Frank Patinella, Senior Education Advocate at the ACLU of Maryland (Courtesy Photo/aclu-md.org)
Our children deserve to dream big, but they need resources to back them up
By Frank Patinella, Senior Education Advocate at the ACLU of Maryland
The Governor and Maryland legislators cannot continue to undervalue the education of Black and Latinx students in Baltimore. Their lives and education matter. They should have adequate devices, internet service, and enough support for learning during the pandemic. And when children go back to school, they should be able to take tests without winter coats on and without missing valuable school time because there is no air conditioning. It is their right, and it is the right thing to do.
This has gone on for decades – far too long. Thousands of families in Baltimore have made big sacrifices to visit Annapolis to advocate for more funding in their schools and for the state to stop cutting their children’s education. No person should have to beg for anything that is guaranteed to them by the state constitution.
Full staffing in schools, manageable class sizes, art and music courses, social workers and counselors, academic support for learners who are struggling, afterschool and summer school programs, advanced courses that are accessible throughout the district, and foreign language classes are all basic necessities for a child’s education. Not only are these programs and professionals necessary for the cultivation of children’s self-esteem and learning, but they are imperative to prepare the next generation of leaders.

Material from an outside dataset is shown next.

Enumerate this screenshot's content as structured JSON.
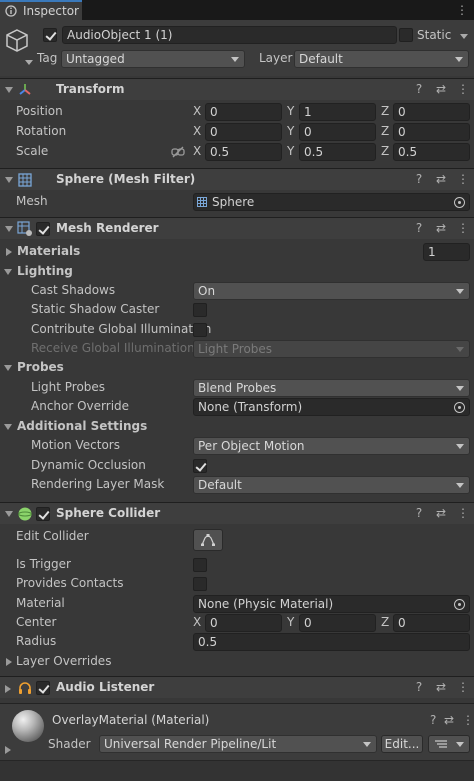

The State of Maryland was supposed to start revising its education funding formula in 2012. In fact, the legislature set that date in law. Year after year, as legislators kept delaying the revision process, families and children in Baltimore City watched staff and programs at their schools wither away. Now in 2021, the pandemic has exacerbated the impact of chronic underfunding in Maryland schools, especially in Baltimore City and other districts with low wealth. A month after school started this year, CEO Dr. Santelises announced the layoff of 450 school-level employees to mitigate budget gaps.
We’re calling on state legislative leaders and the governor to act swiftly and boldly to address our children’s urgent needs. One of the first things that must be done is overriding the governor’s veto of the Blueprint for Maryland’s Future bill (“Kirwan”). Securing the $3.4 billion Blueprint bill will help fill large budget gaps in education and bring new resources and programs to schools over the next 10 years.
The state also has an obligation to do a better job at prioritizing the students and districts that need the most support. Often these are students from families of low income, are English language learners, or have special education needs. Legislators should also prioritize districts that are the furthest away from funding “adequacy.” In a report to the Kirwan Commission, the state showed that Baltimore City schools are underfunded by at least $342 million for school year 2016-2017. That shortfall is likely to be a lot higher today. Prince George’s County, Caroline County, and a few other rural districts also have large funding gaps and have experienced compounded effects of decades of under-funding.
Part of nurturing a child’s development is providing tutoring and other support services, especially for students who are experiencing the greatest learning loss and trauma. COVID-19 has further exposed the digital divide that exists between school districts that have had adequate funding, and those that have struggled for decades without. In the 21st century, and particularly during remote learning, adequate electronic devices and adequate internet service should be treated as the necessary learning tools that they are, not as luxury items.
However, the digital divide is not the only issue that needs to be addressed. Because of COVID-19, the enrollment count could be a serious issue that threatens necessary school funding. Most school districts are experiencing lower enrollment due to the pandemic and without additional funding in the state education budget from the governor, schools will lose funding next school year.
By now, the federal CARES money has mostly been spent and we know that the state is waiting to see what the federal government will provide in terms of a second COVID-19 stimulus bill. But even if the federal government doesn’t come through, the state has options. The Department of Legislative Services reported that the revenue outlook is much better than what was previously projected and that the state has a surplus in the Rainy Day Fund — over $1 billion, and now is the time to use it.
Under Maryland’s Constitution, it is the State’s responsibility to ensure that all students receive an education that meets State adequacy standards. Tens of thousands of Black children’s education have been underfunded for generations. Legislators have expressed their solidarity with the Black Lives Matter movement — this is an opportunity to show it.
The opinions on this page are those of the writers and not necessarily those of the AFRO. Send letters to The Afro-American • 1531 S. Edgewood St. Baltimore, MD 21227 or fax to 1-877-570-9297 or e-mail to firstname.lastname@example.org